“My right coronary artery was completely blocked, which should be fatal,” said Dr. Holladay. “It feels like a miracle.”
The symptoms of the first heart attack on Monday he failed to recognize, but when he experienced the second around midnight on Wednesday, he knew the pain radiating across his chest was not normal. He was promptly rushed to the emergency room.
Once Dr. Holladay had been admitted to the hospital, doctors first tried to put a stent into his arteries. However, when their attempts proved unsuccessful, they decided to rely on the heart’s own adaptive bypass.
When the first heart attack occurred, his body began to work on a bypass around the blocked portion of the artery that flows directly into the heart. According to Dr. Daryl Sas and Dr. John Stahl, this process is “extremely rare.”
“It mystifies me,” Dr. Holladay said, adding that the bypass would not have been possible in a younger man’s heart.

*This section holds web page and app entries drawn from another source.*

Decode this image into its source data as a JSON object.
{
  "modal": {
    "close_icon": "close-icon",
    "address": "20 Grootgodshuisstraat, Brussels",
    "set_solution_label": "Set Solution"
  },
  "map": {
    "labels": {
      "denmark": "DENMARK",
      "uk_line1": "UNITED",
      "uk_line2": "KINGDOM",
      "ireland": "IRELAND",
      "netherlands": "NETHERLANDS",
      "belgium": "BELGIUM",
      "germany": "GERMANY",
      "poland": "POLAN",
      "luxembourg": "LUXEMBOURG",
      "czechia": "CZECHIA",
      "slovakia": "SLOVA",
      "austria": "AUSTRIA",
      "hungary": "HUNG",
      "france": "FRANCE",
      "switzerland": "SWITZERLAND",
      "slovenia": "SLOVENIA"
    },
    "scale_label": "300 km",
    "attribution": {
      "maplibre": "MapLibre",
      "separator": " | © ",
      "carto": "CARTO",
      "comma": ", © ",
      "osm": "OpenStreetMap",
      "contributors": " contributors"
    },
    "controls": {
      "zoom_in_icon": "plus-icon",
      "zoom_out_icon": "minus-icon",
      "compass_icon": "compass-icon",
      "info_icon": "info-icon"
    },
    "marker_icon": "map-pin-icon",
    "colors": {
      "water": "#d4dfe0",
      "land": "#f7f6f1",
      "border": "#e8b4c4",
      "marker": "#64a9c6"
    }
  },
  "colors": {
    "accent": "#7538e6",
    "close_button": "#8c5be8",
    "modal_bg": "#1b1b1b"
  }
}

A few weeks after the event, Dr. Holladay is happy to announce that he sometimes forgets the heart attack ever occurred. “I am probably in better shape now than I've been in some time,” he said. He sends his appreciation to the whole Geneva community with thanks for all the prayers from campus.